What California Is Doing to Prepare for Elections During the Pandemic
Tuesday, April 14, 2020
It’s not enough to declare a trend, Gov. Gavin Newsom said in a daily news briefing. Don’t make it your headline, he cautioned.
The number of COVID-19 patients in intensive care units across the state had decreased to 1,132 from 1,154 the day before, he said — a 1.9% decline. Slight, to be sure.
“Nonetheless,” he said, “it is encouraging.”
After sharing that news, the governor sought to allay concerns from officials in some counties, including Riverside, that the state’s move to loan ventilators to other states left California’s own hospitals in a precarious spot.
“It was the right thing to do and it was the responsible thing to do as Americans,” he said. “We can’t just sit on assets when we could save lives.”
He said that over roughly the past month, California’s hospital system had increased the number of ventilators in its hospitals to 11,747 from 7,587.
At the moment, he said, the hospital system was using 31.89% of the available ventilators, which means that more than 8,000 ventilators were currently unused, not including the state-owned ventilators that have been sent across the nation.
Gov. Newsom added that he’s “not naïve.” The state has a mutual aid system to ensure that each county has more than enough ventilators as they need at any given time.
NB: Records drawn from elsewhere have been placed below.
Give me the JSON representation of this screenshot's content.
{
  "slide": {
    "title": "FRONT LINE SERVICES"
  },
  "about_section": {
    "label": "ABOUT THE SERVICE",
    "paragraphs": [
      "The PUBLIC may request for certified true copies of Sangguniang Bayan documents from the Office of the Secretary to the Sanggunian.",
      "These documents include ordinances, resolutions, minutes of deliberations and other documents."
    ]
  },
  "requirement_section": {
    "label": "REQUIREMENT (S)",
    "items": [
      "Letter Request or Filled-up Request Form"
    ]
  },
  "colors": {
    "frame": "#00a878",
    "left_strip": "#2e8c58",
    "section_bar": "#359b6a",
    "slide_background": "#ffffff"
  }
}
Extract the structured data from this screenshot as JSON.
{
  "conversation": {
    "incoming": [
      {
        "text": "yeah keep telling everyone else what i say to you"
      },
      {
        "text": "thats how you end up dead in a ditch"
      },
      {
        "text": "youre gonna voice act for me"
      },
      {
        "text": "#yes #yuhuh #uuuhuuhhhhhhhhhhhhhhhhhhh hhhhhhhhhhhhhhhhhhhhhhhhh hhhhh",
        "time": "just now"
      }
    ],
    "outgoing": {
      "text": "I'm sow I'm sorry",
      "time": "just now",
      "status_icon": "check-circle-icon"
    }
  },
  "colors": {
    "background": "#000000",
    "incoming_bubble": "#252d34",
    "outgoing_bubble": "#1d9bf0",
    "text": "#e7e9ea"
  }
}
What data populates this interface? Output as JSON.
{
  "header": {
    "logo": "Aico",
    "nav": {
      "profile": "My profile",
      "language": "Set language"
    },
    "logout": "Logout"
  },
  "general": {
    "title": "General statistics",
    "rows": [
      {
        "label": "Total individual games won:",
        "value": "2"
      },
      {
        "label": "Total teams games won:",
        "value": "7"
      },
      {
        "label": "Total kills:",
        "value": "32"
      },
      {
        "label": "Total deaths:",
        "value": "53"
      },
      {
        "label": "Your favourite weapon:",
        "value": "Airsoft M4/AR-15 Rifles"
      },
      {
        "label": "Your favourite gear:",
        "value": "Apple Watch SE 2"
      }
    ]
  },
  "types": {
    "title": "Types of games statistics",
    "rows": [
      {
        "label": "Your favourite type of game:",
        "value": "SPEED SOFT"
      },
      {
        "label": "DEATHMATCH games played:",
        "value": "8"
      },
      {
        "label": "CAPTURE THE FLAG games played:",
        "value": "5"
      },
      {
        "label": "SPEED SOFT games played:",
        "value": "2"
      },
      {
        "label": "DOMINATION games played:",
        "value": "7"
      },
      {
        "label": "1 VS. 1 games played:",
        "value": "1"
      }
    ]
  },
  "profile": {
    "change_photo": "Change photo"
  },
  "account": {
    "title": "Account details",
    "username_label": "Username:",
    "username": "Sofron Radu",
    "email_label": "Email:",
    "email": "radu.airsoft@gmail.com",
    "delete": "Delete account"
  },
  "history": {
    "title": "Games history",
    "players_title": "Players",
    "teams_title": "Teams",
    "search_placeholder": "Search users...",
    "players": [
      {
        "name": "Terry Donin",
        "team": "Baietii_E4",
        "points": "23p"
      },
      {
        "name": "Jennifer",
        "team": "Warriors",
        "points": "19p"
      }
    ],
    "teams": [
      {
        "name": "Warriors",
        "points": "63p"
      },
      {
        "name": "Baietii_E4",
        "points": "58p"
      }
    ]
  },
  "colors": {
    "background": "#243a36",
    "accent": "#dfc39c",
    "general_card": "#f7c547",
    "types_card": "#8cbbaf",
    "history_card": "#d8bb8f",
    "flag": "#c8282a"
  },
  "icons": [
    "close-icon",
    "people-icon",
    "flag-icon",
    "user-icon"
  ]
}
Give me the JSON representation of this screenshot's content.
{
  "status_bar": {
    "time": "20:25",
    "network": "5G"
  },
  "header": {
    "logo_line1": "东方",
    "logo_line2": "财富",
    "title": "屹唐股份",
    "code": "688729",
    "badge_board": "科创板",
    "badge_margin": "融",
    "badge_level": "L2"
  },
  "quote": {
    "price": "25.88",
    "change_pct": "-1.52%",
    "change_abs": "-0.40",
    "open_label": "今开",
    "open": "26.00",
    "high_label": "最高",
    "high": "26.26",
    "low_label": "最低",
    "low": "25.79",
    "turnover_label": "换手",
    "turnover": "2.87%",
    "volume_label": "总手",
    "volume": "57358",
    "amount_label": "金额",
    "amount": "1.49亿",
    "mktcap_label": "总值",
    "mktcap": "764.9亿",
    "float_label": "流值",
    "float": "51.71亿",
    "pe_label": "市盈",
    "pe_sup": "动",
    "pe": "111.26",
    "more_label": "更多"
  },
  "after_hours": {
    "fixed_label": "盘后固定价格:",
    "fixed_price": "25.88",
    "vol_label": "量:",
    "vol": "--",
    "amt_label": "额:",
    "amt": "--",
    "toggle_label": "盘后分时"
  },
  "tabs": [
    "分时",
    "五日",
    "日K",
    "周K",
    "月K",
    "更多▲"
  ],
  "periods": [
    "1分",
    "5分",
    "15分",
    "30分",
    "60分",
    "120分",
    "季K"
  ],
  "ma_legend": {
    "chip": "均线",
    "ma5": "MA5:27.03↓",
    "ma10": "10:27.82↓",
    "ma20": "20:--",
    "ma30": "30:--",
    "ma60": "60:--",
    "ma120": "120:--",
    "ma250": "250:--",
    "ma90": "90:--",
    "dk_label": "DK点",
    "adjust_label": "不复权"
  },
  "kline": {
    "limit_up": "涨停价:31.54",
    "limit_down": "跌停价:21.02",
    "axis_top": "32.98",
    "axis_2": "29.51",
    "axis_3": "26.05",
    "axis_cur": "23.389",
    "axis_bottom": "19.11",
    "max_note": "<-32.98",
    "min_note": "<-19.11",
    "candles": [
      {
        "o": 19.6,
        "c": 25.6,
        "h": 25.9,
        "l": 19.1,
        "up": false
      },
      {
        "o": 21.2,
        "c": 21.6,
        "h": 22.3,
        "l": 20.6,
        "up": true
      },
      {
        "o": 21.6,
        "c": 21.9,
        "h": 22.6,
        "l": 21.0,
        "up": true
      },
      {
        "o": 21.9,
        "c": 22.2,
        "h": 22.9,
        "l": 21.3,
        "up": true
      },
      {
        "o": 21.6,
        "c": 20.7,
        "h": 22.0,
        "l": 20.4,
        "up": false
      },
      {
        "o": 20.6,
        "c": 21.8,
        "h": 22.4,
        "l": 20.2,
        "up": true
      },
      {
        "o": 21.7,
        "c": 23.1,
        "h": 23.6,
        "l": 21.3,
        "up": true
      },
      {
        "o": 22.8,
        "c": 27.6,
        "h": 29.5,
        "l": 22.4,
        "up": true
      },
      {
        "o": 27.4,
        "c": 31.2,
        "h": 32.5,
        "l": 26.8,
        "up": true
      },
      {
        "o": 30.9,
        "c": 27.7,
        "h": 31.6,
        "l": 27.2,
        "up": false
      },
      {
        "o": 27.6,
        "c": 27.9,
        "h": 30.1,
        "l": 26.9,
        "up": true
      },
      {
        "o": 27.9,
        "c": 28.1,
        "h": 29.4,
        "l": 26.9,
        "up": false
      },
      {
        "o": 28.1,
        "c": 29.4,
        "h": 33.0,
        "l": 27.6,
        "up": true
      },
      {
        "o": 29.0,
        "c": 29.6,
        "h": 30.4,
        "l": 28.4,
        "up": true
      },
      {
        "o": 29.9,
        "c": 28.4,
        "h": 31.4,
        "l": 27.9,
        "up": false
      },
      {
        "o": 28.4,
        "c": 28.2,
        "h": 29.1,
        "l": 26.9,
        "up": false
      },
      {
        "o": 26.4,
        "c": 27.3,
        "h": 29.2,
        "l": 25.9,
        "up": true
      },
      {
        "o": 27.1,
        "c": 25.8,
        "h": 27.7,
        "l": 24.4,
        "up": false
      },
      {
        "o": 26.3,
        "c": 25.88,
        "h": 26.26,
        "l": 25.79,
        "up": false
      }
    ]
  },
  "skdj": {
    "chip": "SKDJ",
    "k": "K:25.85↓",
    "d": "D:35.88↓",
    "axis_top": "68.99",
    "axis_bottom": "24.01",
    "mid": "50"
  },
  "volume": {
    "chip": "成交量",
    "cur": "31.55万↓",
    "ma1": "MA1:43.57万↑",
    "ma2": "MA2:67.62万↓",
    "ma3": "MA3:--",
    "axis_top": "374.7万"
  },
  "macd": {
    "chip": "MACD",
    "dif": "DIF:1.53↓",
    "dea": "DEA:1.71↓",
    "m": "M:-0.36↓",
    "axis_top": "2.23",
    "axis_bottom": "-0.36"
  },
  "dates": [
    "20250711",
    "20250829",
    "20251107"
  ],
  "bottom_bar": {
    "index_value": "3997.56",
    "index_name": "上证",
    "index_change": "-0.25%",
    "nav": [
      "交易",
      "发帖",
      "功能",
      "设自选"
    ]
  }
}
He emphasized that the state was working to continue to refurbish and find more ventilators in the meantime.
“It’s all part and parcel of a broader strategy,” he said.
‘Wisconsin should not be a preview'
Voters across the country recently watched with a mixture of horror and admiration as Wisconsinites waited for hours in long, haphazardly spaced lines, many wearing masks — but some not — effectively risking lives, to vote.
For California’s secretary of state, Alex Padilla, the images were less surprising than they were flashing red signs that election administrators have their work cut out for them in the coming months.
“Wisconsin should not be a preview, it should be an alarm,” Mr. Padilla told me. “What happened on Tuesday was absolutely avoidable.”
Padilla estimated that California will receive roughly $35 million from the federal coronavirus relief package from the $400 million for elections around the country, plus a 20% match required from the state. That won’t be enough, he said.
The state is working with California’s counties to encourage as much voting by mail and early voting as possible without making it onerous to cast an in-person Election Day ballot. It’s also important, officials have said, to maintain same-day registration.
That means dealing with a range of challenges, like finding larger polling places where it’s possible to space out booths — senior homes are not a good idea, for instance, Padilla noted — and getting enough personal protective gear to protect poll workers. And then there’s the matter of the poll workers themselves.
“How do we replace the seniors and retirees that have made up the Election Day work force?” he asked. Even by November, the danger posed by COVID-19 will not have completely passed, particularly for vulnerable older workers.
Padilla said his office was looking into ways to reach out to people who have recently become unemployed.
Still, he said that California was better positioned than many states. Millions of Golden State voters already receive mail-in ballots without having to request them and can vote in person starting 10 days before Election Day, under the Voter’s Choice Act.
And while new voting centers in Los Angeles County were dogged by long lines on Super Tuesday, experts said that was probably because officials rolled out several major changes to the county’s voting systems at once.
A spokesman for the Los Angeles County Registrar-Recorder’s office said in an email that the county was “exploring the feasibility of sending every registered voter” a vote-by-mail ballot for the November election and that the office was working on a report analyzing what the county can do to prevent the long lines in the future.
And late last month, the governor ordered that every voter in the 25th Congressional District will get a ballot in the mail ahead of a special election on May 12.
That’s where residents are set to decide who will fill the vacancy left by Katie Hill until the results of the November election determine her full-term successor.
Similarly, Riverside County voters in the 28th State Senate District will all receive vote-by-mail ballots ahead of its May 12 special election.
Gov. Newsom’s office also announced an executive order switching three special local elections in May and June to exclusively mail-in ballots.
Category: COVID-19, Advocacy News